To get funding to states, Congress should establish a state and city stabilization fund. The government would guarantee that as state and city revenues fall below their recent average, federal funds would be allocated to make up the difference. The federal government can come in and immediately relieve state budget pressures by putting more federal dollars to Medicaid spending. This will promote both public health and state budget health.

The federal government should also provide an additional $15 billion to help transit agencies cover operating costs — helping local communities as well as the frontline workers who need a way to get to work. We should also be increasing funds to the U.S. Postal System so communities stay connected and able to receive vital supplies.

Speaker Nancy PelosiNancy PelosiTrump retweets personal attacks on Clinton, Pelosi, Abrams Biden swipes at Trump: 'Presidency is about a lot more than tweeting from your golf cart' Federal aid to state and local governments should rely on real numbers MORE (D-Calif.) and Senate Minority Leader Chuck SchumerCharles (Chuck) Ellis SchumerTrump slams Sessions: 'You had no courage & ruined many lives' Senate Democrats call on Trump administration to let Planned Parenthood centers keep PPP loans States, companies set up their own COVID-19 legal shields MORE (D-N.Y.) have been pushing for $150 billion in additional state and local emergency funds in an interim package. We need that now. And yet, Senate Majority Leader Mitch McConnellAddison (Mitch) Mitchell McConnellPence: Next coronavirus relief bill would need legal shield for businesses GOP faces internal conflicts on fifth coronavirus bill State Department scrutiny threatens Pompeo's political ambitions MORE (R-Ky.) has stone-walled needed aid to every governor and mayor in this country.

We don’t have time to wait. Throughout this health and economic crisis, states and local governments must be a steadying force to help people and communities survive and recover. Let’s stop starving them and give them the tools they need to help. It may just help the entire economy recover faster as well.

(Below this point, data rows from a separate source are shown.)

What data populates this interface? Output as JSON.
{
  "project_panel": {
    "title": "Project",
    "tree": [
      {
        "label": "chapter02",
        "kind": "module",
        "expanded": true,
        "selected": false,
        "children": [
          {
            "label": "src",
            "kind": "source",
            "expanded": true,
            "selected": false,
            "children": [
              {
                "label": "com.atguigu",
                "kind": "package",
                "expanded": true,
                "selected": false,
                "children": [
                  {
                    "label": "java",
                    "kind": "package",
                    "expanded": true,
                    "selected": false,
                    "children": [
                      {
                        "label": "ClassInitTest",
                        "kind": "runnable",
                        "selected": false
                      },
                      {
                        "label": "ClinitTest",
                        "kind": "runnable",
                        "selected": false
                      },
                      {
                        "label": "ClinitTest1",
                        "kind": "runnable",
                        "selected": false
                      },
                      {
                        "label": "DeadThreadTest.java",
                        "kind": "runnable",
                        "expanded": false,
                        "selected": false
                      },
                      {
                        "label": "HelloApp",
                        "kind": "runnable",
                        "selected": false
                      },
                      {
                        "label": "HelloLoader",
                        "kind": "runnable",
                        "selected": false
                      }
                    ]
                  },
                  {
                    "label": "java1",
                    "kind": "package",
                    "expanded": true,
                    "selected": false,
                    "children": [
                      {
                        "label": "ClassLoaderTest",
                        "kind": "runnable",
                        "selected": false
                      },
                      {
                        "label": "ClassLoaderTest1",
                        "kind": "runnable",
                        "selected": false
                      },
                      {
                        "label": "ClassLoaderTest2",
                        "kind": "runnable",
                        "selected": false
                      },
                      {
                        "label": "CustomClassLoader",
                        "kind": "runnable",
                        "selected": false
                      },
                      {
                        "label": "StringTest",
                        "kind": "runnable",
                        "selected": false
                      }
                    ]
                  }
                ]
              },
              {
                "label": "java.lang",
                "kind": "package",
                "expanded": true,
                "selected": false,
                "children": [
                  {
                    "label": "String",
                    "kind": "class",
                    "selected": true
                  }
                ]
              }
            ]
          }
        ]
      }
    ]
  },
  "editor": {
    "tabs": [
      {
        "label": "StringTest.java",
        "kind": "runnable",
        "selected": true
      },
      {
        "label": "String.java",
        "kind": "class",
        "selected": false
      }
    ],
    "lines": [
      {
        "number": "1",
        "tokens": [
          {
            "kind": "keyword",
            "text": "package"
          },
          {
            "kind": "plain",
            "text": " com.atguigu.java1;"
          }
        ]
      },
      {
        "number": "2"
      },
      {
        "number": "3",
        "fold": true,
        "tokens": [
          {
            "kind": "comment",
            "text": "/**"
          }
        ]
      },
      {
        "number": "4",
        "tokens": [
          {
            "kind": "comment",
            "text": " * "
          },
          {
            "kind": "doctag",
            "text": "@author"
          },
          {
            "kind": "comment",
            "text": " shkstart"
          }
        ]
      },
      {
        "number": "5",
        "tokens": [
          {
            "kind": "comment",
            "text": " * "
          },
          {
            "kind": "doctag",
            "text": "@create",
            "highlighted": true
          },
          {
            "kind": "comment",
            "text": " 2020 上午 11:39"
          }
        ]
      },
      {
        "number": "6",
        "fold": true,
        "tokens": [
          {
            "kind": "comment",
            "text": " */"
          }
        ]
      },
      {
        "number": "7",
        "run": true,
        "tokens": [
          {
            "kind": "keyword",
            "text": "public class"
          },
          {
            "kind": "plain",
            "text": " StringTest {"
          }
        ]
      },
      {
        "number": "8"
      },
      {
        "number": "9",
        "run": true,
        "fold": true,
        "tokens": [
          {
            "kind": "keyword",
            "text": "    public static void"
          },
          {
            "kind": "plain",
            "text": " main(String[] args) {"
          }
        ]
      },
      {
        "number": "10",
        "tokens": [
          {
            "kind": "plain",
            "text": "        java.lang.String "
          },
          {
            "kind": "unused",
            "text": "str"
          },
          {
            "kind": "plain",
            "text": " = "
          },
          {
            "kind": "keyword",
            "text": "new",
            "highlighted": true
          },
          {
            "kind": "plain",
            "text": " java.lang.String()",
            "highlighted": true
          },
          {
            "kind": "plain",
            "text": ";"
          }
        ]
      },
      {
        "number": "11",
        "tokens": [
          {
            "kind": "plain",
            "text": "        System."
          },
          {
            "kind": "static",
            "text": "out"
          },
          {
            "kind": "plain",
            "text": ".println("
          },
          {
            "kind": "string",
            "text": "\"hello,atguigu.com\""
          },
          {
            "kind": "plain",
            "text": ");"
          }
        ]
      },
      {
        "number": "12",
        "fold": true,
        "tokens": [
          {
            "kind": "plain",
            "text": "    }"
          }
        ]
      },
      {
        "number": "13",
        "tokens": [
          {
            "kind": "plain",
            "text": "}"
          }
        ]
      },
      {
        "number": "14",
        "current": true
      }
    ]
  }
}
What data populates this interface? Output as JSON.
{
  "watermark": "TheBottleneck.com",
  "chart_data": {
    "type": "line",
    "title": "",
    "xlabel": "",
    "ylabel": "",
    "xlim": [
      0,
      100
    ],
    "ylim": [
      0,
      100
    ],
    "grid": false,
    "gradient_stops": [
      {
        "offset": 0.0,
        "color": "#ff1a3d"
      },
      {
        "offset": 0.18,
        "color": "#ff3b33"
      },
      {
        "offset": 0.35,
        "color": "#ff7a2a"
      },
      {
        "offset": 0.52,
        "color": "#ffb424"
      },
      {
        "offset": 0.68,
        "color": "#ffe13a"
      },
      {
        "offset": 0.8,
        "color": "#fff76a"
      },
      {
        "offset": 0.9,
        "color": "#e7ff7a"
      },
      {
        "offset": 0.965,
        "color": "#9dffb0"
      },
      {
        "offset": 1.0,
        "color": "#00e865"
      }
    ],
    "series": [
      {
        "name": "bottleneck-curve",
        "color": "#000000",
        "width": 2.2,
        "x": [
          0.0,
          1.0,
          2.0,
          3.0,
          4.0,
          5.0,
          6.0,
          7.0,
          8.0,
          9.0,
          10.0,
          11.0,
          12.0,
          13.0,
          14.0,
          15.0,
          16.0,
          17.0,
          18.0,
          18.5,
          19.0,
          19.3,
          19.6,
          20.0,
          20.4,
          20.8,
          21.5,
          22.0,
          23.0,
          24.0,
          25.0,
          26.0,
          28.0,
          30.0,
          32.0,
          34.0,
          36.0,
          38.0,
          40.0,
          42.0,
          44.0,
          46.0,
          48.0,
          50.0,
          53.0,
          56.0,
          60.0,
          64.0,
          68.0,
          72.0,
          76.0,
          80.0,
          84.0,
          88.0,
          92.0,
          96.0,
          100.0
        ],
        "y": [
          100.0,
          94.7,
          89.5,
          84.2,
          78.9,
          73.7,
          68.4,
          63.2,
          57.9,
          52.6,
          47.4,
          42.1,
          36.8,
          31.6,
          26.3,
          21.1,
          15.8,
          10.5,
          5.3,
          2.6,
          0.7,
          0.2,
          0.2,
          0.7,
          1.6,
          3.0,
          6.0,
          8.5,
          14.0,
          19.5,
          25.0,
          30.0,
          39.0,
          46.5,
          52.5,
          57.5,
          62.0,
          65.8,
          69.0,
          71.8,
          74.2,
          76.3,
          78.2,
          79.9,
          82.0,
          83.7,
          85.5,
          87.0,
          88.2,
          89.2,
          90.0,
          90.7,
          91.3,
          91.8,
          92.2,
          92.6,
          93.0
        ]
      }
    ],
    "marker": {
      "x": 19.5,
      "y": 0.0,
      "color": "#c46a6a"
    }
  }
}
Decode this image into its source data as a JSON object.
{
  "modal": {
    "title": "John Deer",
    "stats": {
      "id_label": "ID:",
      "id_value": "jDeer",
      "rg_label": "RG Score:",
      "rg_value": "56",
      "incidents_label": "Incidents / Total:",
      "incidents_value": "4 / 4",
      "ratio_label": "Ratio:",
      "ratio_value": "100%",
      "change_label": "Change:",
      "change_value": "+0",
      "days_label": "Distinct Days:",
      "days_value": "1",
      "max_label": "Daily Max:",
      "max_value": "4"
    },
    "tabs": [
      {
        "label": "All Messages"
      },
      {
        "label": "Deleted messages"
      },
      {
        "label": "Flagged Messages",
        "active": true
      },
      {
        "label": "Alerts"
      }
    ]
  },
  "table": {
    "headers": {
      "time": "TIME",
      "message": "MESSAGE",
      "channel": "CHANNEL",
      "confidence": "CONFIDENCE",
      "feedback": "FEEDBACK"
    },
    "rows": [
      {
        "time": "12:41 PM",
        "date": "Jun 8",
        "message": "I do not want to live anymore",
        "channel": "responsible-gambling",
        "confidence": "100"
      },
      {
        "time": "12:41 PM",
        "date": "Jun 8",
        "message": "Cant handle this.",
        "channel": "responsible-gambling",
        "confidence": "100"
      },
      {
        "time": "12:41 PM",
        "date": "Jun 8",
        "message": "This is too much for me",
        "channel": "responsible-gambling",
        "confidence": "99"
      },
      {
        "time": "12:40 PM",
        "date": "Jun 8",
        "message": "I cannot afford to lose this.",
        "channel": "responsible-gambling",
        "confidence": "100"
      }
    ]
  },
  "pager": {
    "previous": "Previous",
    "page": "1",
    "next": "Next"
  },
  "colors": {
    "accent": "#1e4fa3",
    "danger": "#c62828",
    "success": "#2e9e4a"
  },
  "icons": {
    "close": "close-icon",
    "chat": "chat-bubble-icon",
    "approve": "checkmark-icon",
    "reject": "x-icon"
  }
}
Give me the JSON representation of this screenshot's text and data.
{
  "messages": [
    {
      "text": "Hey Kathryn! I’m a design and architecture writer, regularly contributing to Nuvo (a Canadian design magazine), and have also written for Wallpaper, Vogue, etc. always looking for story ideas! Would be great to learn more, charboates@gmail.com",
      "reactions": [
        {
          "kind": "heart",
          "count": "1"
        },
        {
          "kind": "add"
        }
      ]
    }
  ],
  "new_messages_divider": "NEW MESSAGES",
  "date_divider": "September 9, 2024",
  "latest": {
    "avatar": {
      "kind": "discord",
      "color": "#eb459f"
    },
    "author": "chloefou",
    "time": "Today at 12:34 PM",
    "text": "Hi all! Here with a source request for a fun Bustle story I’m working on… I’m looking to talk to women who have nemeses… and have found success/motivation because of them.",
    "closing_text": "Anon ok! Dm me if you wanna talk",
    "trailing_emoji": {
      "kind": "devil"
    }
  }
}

Zach Moller is the deputy director for the Economic Program at Third Way.